◆ **What the task asks**: Return every line from the records below that has the word "subject".

══════════════════════════════

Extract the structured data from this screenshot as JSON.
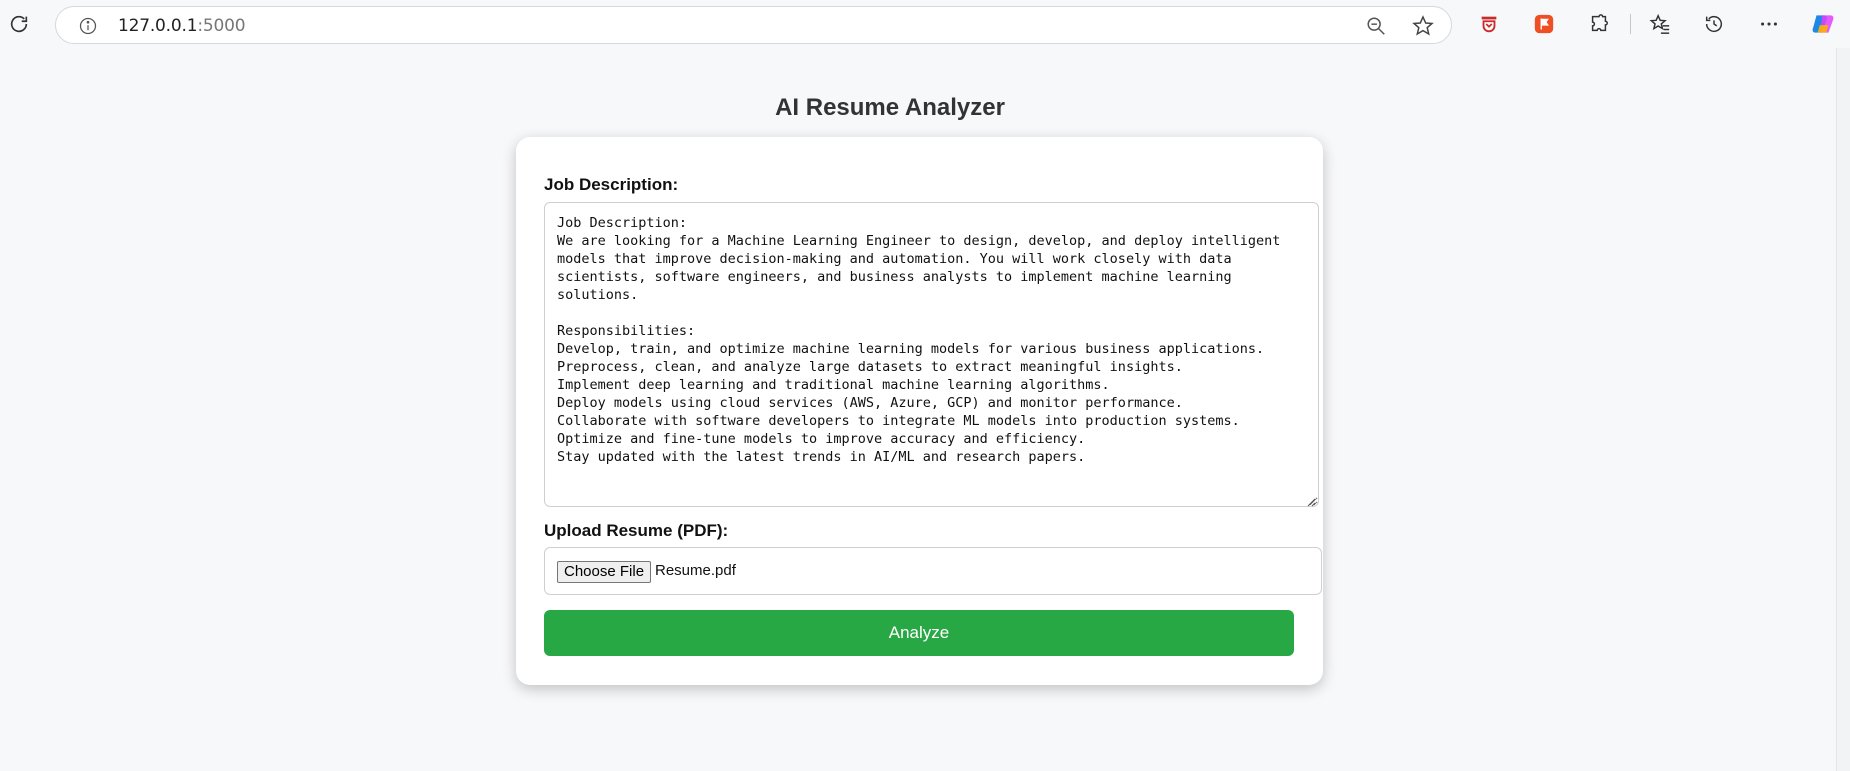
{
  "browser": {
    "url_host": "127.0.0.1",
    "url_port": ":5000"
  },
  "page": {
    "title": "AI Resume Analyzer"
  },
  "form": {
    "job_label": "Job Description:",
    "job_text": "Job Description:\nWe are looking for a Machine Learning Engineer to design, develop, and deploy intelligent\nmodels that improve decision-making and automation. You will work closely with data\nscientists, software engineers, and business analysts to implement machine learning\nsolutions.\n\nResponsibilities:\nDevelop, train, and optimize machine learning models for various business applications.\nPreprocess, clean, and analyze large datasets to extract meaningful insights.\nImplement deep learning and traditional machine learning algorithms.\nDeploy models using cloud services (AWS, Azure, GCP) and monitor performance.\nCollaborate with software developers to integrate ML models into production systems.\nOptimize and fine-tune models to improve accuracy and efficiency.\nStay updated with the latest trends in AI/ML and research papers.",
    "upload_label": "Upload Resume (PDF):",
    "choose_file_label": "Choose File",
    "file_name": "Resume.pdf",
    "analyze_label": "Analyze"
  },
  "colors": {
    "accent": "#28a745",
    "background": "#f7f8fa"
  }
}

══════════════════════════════

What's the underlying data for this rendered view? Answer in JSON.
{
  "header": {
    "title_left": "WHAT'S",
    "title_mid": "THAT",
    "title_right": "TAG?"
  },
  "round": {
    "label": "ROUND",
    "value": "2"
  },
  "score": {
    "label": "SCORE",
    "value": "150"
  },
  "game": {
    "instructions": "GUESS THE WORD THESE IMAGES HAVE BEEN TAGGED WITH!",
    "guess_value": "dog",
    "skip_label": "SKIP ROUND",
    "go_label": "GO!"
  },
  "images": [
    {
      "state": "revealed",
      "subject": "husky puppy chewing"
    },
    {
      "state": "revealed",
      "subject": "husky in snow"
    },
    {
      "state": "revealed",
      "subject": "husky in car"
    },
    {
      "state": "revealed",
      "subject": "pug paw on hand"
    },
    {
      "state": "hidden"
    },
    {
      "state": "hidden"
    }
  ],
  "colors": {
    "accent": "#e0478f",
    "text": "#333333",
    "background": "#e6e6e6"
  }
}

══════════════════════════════

◆ **Written response**:
      "subject": "husky puppy chewing"
      "subject": "husky in snow"
      "subject": "husky in car"
      "subject": "pug paw on hand"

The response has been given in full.